Last year, after splitting from their partners who bankroll life sciences companies, the technology investors formerly with Cambridge-based Atlas Venture started hunting for a new name.
Instead of writing a big check to a marketing consultant, the newly independent firm turned to a place it knows well — the Internet — with a contest that anyone could enter. The winner would get a stake in the venture fund.
Today, after sorting through some 16,000 submissions, the firm has a new name: Accomplice. The firm, which had been going by the interim name FKA Atlas, already has raised $200 million for its inaugural independent fund.
The initial cull of submitted names was tackled by Sarah Downey, who works in marketing at Accomplice, and Zoe Anetakis, the executive director of TUGG, a tech-industry charity affiliated with the firm.
“We definitely went to hotel bar with this spreadsheet of 16,000 names and said, ‘OK, you take 8,000 and I’ll take 8,000,’ and got a glass of wine,” Downey said.
Unsurprisingly, there were plenty of cringeworthy ideas. Some suggested names appeared to be random combinations of words, such as Horn OK Please or Cranky Neon Halal Frogmen.
There were also plenty of jokes about the fact that three of the firm’s four partners have bald heads: BigBaldBold, D.O.M.E. (Development Of Marketable Endeavors), and Better than Average Liquidity Divestment (BALD).
Some entrants toyed with the the peculiar jargon of the business world, including CollabTronik, Synergy Dynamics Inc., and Incredivest Ventures. Others highlighted the much-lamented lack of diversity in the tech sector, including Boring White Men and The Old Boys’ Club.
And, of course, there were Boston-themed ideas: Tom Brady Capital, Good Tech Hunting, Chowderhead Ventures.
After getting down to 16 finalists, Downey checked for trademark conflicts and any unwanted associations with unsavory slang terms or obscenities in other languages, and the whole company voted to choose a winner.
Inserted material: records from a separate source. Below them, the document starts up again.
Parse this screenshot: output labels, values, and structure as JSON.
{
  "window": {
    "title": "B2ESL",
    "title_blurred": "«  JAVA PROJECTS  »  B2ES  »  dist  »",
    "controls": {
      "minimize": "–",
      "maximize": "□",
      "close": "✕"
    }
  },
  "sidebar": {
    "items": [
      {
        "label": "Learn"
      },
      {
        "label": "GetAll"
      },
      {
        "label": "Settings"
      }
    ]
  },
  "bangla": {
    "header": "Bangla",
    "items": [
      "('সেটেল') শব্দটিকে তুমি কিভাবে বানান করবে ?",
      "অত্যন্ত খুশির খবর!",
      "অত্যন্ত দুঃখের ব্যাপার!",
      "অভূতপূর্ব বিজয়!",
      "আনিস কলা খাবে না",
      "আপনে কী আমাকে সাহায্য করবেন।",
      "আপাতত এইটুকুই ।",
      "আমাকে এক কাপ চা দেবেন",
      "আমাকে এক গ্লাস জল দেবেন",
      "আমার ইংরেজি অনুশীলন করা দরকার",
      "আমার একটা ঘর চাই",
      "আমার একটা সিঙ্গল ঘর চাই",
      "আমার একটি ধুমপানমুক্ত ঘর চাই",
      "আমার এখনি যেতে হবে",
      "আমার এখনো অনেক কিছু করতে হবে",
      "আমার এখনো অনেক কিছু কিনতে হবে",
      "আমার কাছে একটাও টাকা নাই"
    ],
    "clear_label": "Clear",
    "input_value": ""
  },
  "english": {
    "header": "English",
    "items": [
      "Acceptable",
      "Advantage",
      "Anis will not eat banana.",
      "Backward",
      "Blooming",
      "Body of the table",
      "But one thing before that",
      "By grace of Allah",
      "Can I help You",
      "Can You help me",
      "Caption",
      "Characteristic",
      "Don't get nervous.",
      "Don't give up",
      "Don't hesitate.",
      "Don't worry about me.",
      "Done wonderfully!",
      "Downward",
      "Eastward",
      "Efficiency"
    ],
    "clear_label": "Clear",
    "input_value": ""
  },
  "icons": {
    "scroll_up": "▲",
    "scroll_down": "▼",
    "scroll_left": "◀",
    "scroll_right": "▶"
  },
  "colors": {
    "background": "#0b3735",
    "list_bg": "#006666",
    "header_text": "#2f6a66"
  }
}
In the end, the firm still chose a name that carries a whiff of criminal activity — accomplices, after all, are more often found in the courtroom than the boardroom. But it certainly stands out in an industry where competitors are still stenciling their founders’ last names on the office door.
“It was important that in branding, we didn’t go with this hokey crime-spree theme,” Downey said with a laugh. “It’s suggestive of the VC-entrepreneur relationship — they do this thing that everybody talks about, which is the big deal. And we help them.”
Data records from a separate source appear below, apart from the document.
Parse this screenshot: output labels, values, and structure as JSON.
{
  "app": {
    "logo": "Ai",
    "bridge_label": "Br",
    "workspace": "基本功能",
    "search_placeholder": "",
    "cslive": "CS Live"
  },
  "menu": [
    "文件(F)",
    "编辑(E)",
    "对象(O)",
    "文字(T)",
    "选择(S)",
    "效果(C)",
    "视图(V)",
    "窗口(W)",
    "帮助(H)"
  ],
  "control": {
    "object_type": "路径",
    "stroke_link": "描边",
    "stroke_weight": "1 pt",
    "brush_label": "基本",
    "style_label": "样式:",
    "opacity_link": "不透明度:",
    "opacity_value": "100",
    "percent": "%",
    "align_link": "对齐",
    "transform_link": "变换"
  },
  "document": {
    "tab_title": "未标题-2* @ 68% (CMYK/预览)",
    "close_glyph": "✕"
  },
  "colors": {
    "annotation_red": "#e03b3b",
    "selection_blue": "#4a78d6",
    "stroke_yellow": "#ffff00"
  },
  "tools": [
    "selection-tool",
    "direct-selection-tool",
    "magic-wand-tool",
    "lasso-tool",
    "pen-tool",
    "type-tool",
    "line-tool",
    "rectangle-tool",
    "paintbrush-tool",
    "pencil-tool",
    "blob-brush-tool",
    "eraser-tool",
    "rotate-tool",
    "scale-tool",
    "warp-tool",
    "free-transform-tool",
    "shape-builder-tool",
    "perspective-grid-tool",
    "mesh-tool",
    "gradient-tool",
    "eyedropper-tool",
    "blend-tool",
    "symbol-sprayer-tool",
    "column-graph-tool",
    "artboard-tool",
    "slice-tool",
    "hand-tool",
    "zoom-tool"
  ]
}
The winning name was submitted by Zaqary Whitnack, a Sacramento-based media and technology consultant, who won a $25,000 stake in Accomplice’s first venture fund. Whitnack also won the chance to steer a $25,000 donation to the nonprofit of his choice through TUGG. He chose Youth CITIES, which brings entrepreneurial education programs to middle and high school students.
An online contest fits with larger business trends toward valuing collaboration and cooperation, particularly in the venture investing world, said Dan Hardie, a creative director at Cambridge-based marketing agency Toth + Co.
“The idea of shared success is kind of a cool idea to promote the category,” Hardie said. “The name is only a part of the puzzle, but it sounds like they’re off to a good start.”
Accomplice’s notable previous investments include companies like online investment network AngelList, cash-prize fantasy sports startup DraftKings, and digital security company Bit9. Accomplice says it has made a handful of early investments with its new fund, including the tech-skills education company Startup Institute.